WORK ITEM - Please copy the listing that follows exactly, leaving out any pictures.

___ SUPPLIED RECORDS

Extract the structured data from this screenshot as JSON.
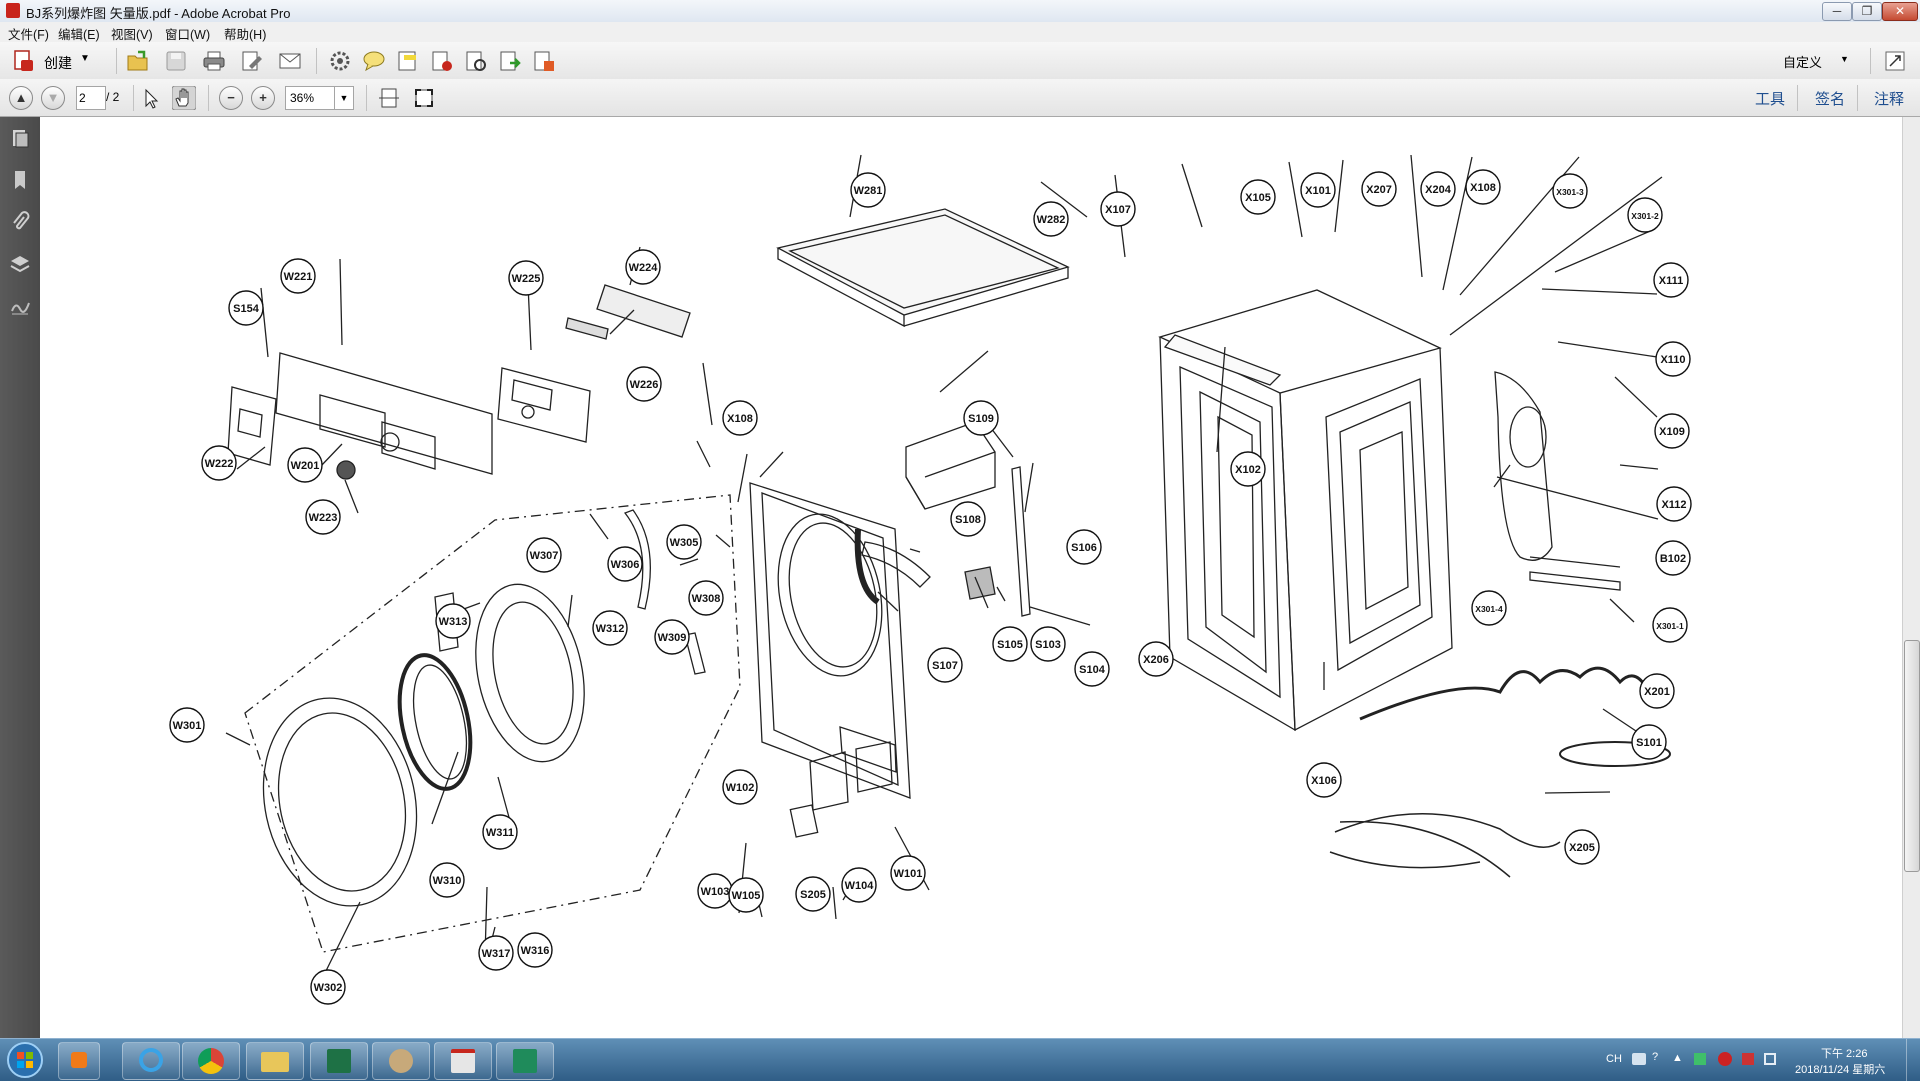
{
  "window": {
    "title": "BJ系列爆炸图 矢量版.pdf - Adobe Acrobat Pro",
    "minimize": "─",
    "restore": "❐",
    "close": "✕"
  },
  "menu": [
    "文件(F)",
    "编辑(E)",
    "视图(V)",
    "窗口(W)",
    "帮助(H)"
  ],
  "toolbar": {
    "create_label": "创建",
    "customize_label": "自定义",
    "icons": [
      "open-folder-icon",
      "save-icon",
      "print-icon",
      "edit-icon",
      "email-icon",
      "gear-icon",
      "comment-icon",
      "highlight-icon",
      "sign-icon",
      "secure-icon",
      "review-icon",
      "export-icon"
    ]
  },
  "nav": {
    "page_value": "2",
    "page_total": "/ 2",
    "zoom_value": "36%",
    "tools_label": "工具",
    "sign_label": "签名",
    "comment_label": "注释"
  },
  "diagram": {
    "labels": [
      "W281",
      "W282",
      "X107",
      "X105",
      "X101",
      "X207",
      "X204",
      "X108",
      "X301-3",
      "X301-2",
      "X111",
      "X110",
      "X109",
      "X112",
      "B102",
      "X301-1",
      "X301-4",
      "X201",
      "S101",
      "X106",
      "X205",
      "W221",
      "W225",
      "W224",
      "S154",
      "W226",
      "W222",
      "W201",
      "W223",
      "X108",
      "S109",
      "S108",
      "S106",
      "X102",
      "W307",
      "W306",
      "W305",
      "W313",
      "W312",
      "W308",
      "W309",
      "S107",
      "S105",
      "S103",
      "S104",
      "X206",
      "W301",
      "W102",
      "W311",
      "W310",
      "W302",
      "W317",
      "W316",
      "W103",
      "W105",
      "S205",
      "W104",
      "W101"
    ]
  },
  "taskbar": {
    "lang": "CH",
    "time": "下午 2:26",
    "date": "2018/11/24 星期六"
  }
}
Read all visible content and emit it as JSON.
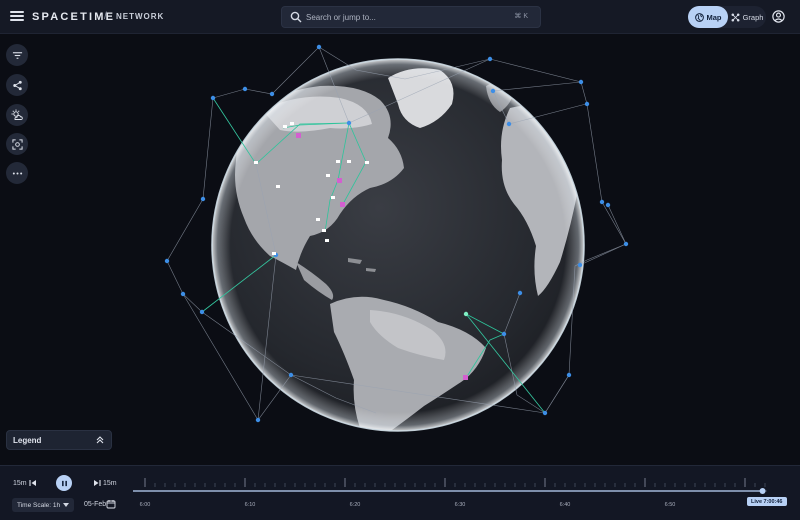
{
  "header": {
    "brand": "SPACETIME",
    "separator": "/",
    "section": "NETWORK",
    "search_placeholder": "Search or jump to...",
    "search_shortcut": "⌘ K",
    "view_map_label": "Map",
    "view_graph_label": "Graph"
  },
  "tools": [
    {
      "icon": "filter-icon"
    },
    {
      "icon": "share-nodes-icon"
    },
    {
      "icon": "weather-icon"
    },
    {
      "icon": "focus-icon"
    },
    {
      "icon": "more-icon"
    }
  ],
  "legend": {
    "label": "Legend"
  },
  "timeline": {
    "rewind_label": "15m",
    "forward_label": "15m",
    "time_scale_label": "Time Scale: 1h",
    "date_label": "05-Feb",
    "ticks": [
      "6:00",
      "6:10",
      "6:20",
      "6:30",
      "6:40",
      "6:50"
    ],
    "live_label": "Live 7:00:46",
    "progress": 0.993
  },
  "colors": {
    "accent": "#b8d1f5",
    "satellite": "#3d8ee6",
    "ground_station": "#ffffff",
    "highlight": "#d35fd0",
    "link": "#2ec49b"
  }
}
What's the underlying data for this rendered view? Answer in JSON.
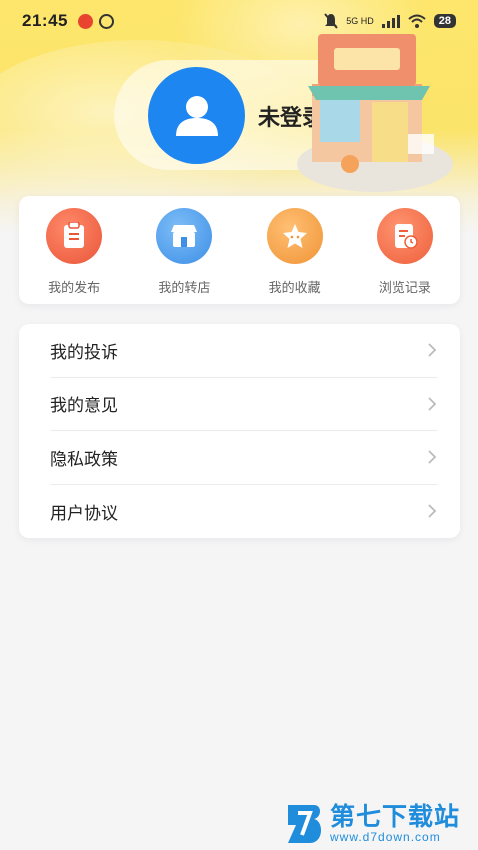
{
  "status_bar": {
    "time": "21:45",
    "network": "5G HD",
    "battery": "28",
    "icons": [
      "weibo-icon",
      "notification-icon",
      "mute-icon",
      "signal-icon",
      "wifi-icon",
      "battery-icon"
    ]
  },
  "profile": {
    "login_text": "未登录",
    "avatar_icon": "user-avatar-icon",
    "accent_color": "#1e86f0"
  },
  "quick_actions": [
    {
      "label": "我的发布",
      "icon": "clipboard-icon",
      "color": "#f26b4e"
    },
    {
      "label": "我的转店",
      "icon": "shop-icon",
      "color": "#5aa8f2"
    },
    {
      "label": "我的收藏",
      "icon": "star-icon",
      "color": "#f6a24c"
    },
    {
      "label": "浏览记录",
      "icon": "history-icon",
      "color": "#f4744c"
    }
  ],
  "menu": [
    {
      "label": "我的投诉"
    },
    {
      "label": "我的意见"
    },
    {
      "label": "隐私政策"
    },
    {
      "label": "用户协议"
    }
  ],
  "watermark": {
    "title": "第七下载站",
    "url": "www.d7down.com"
  }
}
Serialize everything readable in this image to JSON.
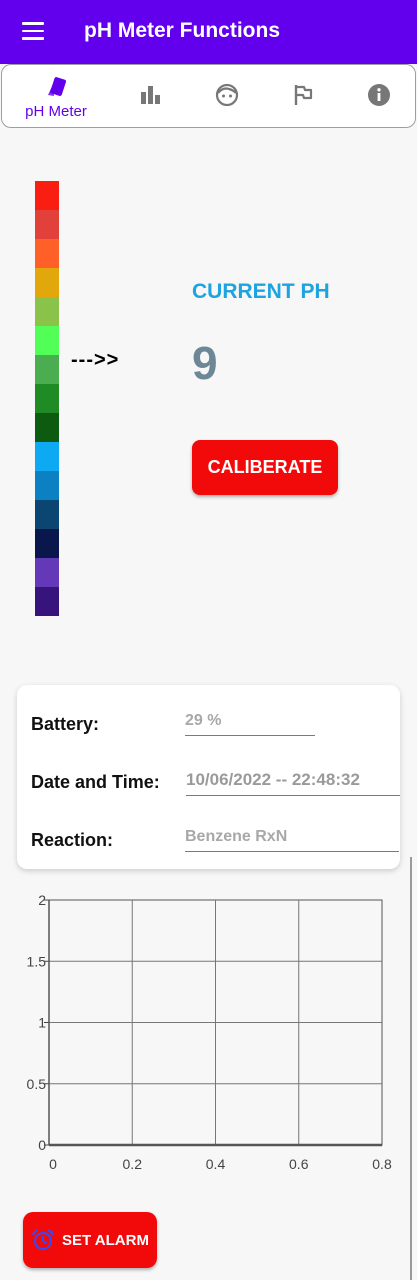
{
  "appbar": {
    "title": "pH Meter Functions",
    "menu_icon": "hamburger-menu-icon",
    "color": "#6200ee"
  },
  "navbar": {
    "items": [
      {
        "label": "pH Meter",
        "icon": "ph-tile-icon",
        "active": true
      },
      {
        "label": "",
        "icon": "bar-chart-icon"
      },
      {
        "label": "",
        "icon": "face-icon"
      },
      {
        "label": "",
        "icon": "flag-icon"
      },
      {
        "label": "",
        "icon": "info-icon"
      }
    ]
  },
  "ph_scale": {
    "colors": [
      "#fa1d12",
      "#e2403a",
      "#ff6028",
      "#e2a70b",
      "#8bc34a",
      "#52ff57",
      "#4aae50",
      "#1f8b24",
      "#0c5b11",
      "#0da9f2",
      "#0b80c2",
      "#0b4672",
      "#0a174c",
      "#6439b8",
      "#37137c"
    ]
  },
  "indicator": {
    "arrow_text": "--->>"
  },
  "current_ph": {
    "label": "CURRENT PH",
    "value": "9"
  },
  "calibrate_button": {
    "label": "CALIBERATE"
  },
  "info_card": {
    "battery": {
      "label": "Battery:",
      "value": "29 %"
    },
    "datetime": {
      "label": "Date and Time:",
      "value": "10/06/2022 -- 22:48:32"
    },
    "reaction": {
      "label": "Reaction:",
      "value": "Benzene RxN"
    }
  },
  "chart_data": {
    "type": "line",
    "title": "",
    "xlabel": "",
    "ylabel": "",
    "xlim": [
      0,
      0.8
    ],
    "ylim": [
      0,
      2
    ],
    "x_ticks": [
      "0",
      "0.2",
      "0.4",
      "0.6",
      "0.8"
    ],
    "y_ticks": [
      "0",
      "0.5",
      "1",
      "1.5",
      "2"
    ],
    "grid": true,
    "series": []
  },
  "alarm_button": {
    "label": "SET ALARM",
    "icon": "alarm-clock-icon"
  }
}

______

EXERCISE SOLUTION -
Extract the structured data from this screenshot as JSON.
{
  "window": {
    "title": "BJ系列爆炸图 矢量版.pdf - Adobe Acrobat Pro",
    "minimize": "─",
    "restore": "❐",
    "close": "✕"
  },
  "menu": [
    "文件(F)",
    "编辑(E)",
    "视图(V)",
    "窗口(W)",
    "帮助(H)"
  ],
  "toolbar": {
    "create_label": "创建",
    "customize_label": "自定义",
    "icons": [
      "open-folder-icon",
      "save-icon",
      "print-icon",
      "edit-icon",
      "email-icon",
      "gear-icon",
      "comment-icon",
      "highlight-icon",
      "sign-icon",
      "secure-icon",
      "review-icon",
      "export-icon"
    ]
  },
  "nav": {
    "page_value": "2",
    "page_total": "/ 2",
    "zoom_value": "36%",
    "tools_label": "工具",
    "sign_label": "签名",
    "comment_label": "注释"
  },
  "diagram": {
    "labels": [
      "W281",
      "W282",
      "X107",
      "X105",
      "X101",
      "X207",
      "X204",
      "X108",
      "X301-3",
      "X301-2",
      "X111",
      "X110",
      "X109",
      "X112",
      "B102",
      "X301-1",
      "X301-4",
      "X201",
      "S101",
      "X106",
      "X205",
      "W221",
      "W225",
      "W224",
      "S154",
      "W226",
      "W222",
      "W201",
      "W223",
      "X108",
      "S109",
      "S108",
      "S106",
      "X102",
      "W307",
      "W306",
      "W305",
      "W313",
      "W312",
      "W308",
      "W309",
      "S107",
      "S105",
      "S103",
      "S104",
      "X206",
      "W301",
      "W102",
      "W311",
      "W310",
      "W302",
      "W317",
      "W316",
      "W103",
      "W105",
      "S205",
      "W104",
      "W101"
    ]
  },
  "taskbar": {
    "lang": "CH",
    "time": "下午 2:26",
    "date": "2018/11/24 星期六"
  }
}
Read all visible content and emit it as JSON.
{
  "header": {
    "brand": "SPACETIME",
    "separator": "/",
    "section": "NETWORK",
    "search_placeholder": "Search or jump to...",
    "search_shortcut": "⌘ K",
    "view_map_label": "Map",
    "view_graph_label": "Graph"
  },
  "tools": [
    {
      "icon": "filter-icon"
    },
    {
      "icon": "share-nodes-icon"
    },
    {
      "icon": "weather-icon"
    },
    {
      "icon": "focus-icon"
    },
    {
      "icon": "more-icon"
    }
  ],
  "legend": {
    "label": "Legend"
  },
  "timeline": {
    "rewind_label": "15m",
    "forward_label": "15m",
    "time_scale_label": "Time Scale: 1h",
    "date_label": "05-Feb",
    "ticks": [
      "6:00",
      "6:10",
      "6:20",
      "6:30",
      "6:40",
      "6:50"
    ],
    "live_label": "Live 7:00:46",
    "progress": 0.993
  },
  "colors": {
    "accent": "#b8d1f5",
    "satellite": "#3d8ee6",
    "ground_station": "#ffffff",
    "highlight": "#d35fd0",
    "link": "#2ec49b"
  }
}
What's the underlying data for this rendered view? Answer in JSON.
{
  "status_bar": {
    "time": "21:45",
    "network": "5G HD",
    "battery": "28",
    "icons": [
      "weibo-icon",
      "notification-icon",
      "mute-icon",
      "signal-icon",
      "wifi-icon",
      "battery-icon"
    ]
  },
  "profile": {
    "login_text": "未登录",
    "avatar_icon": "user-avatar-icon",
    "accent_color": "#1e86f0"
  },
  "quick_actions": [
    {
      "label": "我的发布",
      "icon": "clipboard-icon",
      "color": "#f26b4e"
    },
    {
      "label": "我的转店",
      "icon": "shop-icon",
      "color": "#5aa8f2"
    },
    {
      "label": "我的收藏",
      "icon": "star-icon",
      "color": "#f6a24c"
    },
    {
      "label": "浏览记录",
      "icon": "history-icon",
      "color": "#f4744c"
    }
  ],
  "menu": [
    {
      "label": "我的投诉"
    },
    {
      "label": "我的意见"
    },
    {
      "label": "隐私政策"
    },
    {
      "label": "用户协议"
    }
  ],
  "watermark": {
    "title": "第七下载站",
    "url": "www.d7down.com"
  }
}
Serialize everything readable in this image to JSON.
{
  "appbar": {
    "title": "pH Meter Functions",
    "menu_icon": "hamburger-menu-icon",
    "color": "#6200ee"
  },
  "navbar": {
    "items": [
      {
        "label": "pH Meter",
        "icon": "ph-tile-icon",
        "active": true
      },
      {
        "label": "",
        "icon": "bar-chart-icon"
      },
      {
        "label": "",
        "icon": "face-icon"
      },
      {
        "label": "",
        "icon": "flag-icon"
      },
      {
        "label": "",
        "icon": "info-icon"
      }
    ]
  },
  "ph_scale": {
    "colors": [
      "#fa1d12",
      "#e2403a",
      "#ff6028",
      "#e2a70b",
      "#8bc34a",
      "#52ff57",
      "#4aae50",
      "#1f8b24",
      "#0c5b11",
      "#0da9f2",
      "#0b80c2",
      "#0b4672",
      "#0a174c",
      "#6439b8",
      "#37137c"
    ]
  },
  "indicator": {
    "arrow_text": "--->>"
  },
  "current_ph": {
    "label": "CURRENT PH",
    "value": "9"
  },
  "calibrate_button": {
    "label": "CALIBERATE"
  },
  "info_card": {
    "battery": {
      "label": "Battery:",
      "value": "29 %"
    },
    "datetime": {
      "label": "Date and Time:",
      "value": "10/06/2022 -- 22:48:32"
    },
    "reaction": {
      "label": "Reaction:",
      "value": "Benzene RxN"
    }
  },
  "chart_data": {
    "type": "line",
    "title": "",
    "xlabel": "",
    "ylabel": "",
    "xlim": [
      0,
      0.8
    ],
    "ylim": [
      0,
      2
    ],
    "x_ticks": [
      "0",
      "0.2",
      "0.4",
      "0.6",
      "0.8"
    ],
    "y_ticks": [
      "0",
      "0.5",
      "1",
      "1.5",
      "2"
    ],
    "grid": true,
    "series": []
  },
  "alarm_button": {
    "label": "SET ALARM",
    "icon": "alarm-clock-icon"
  }
}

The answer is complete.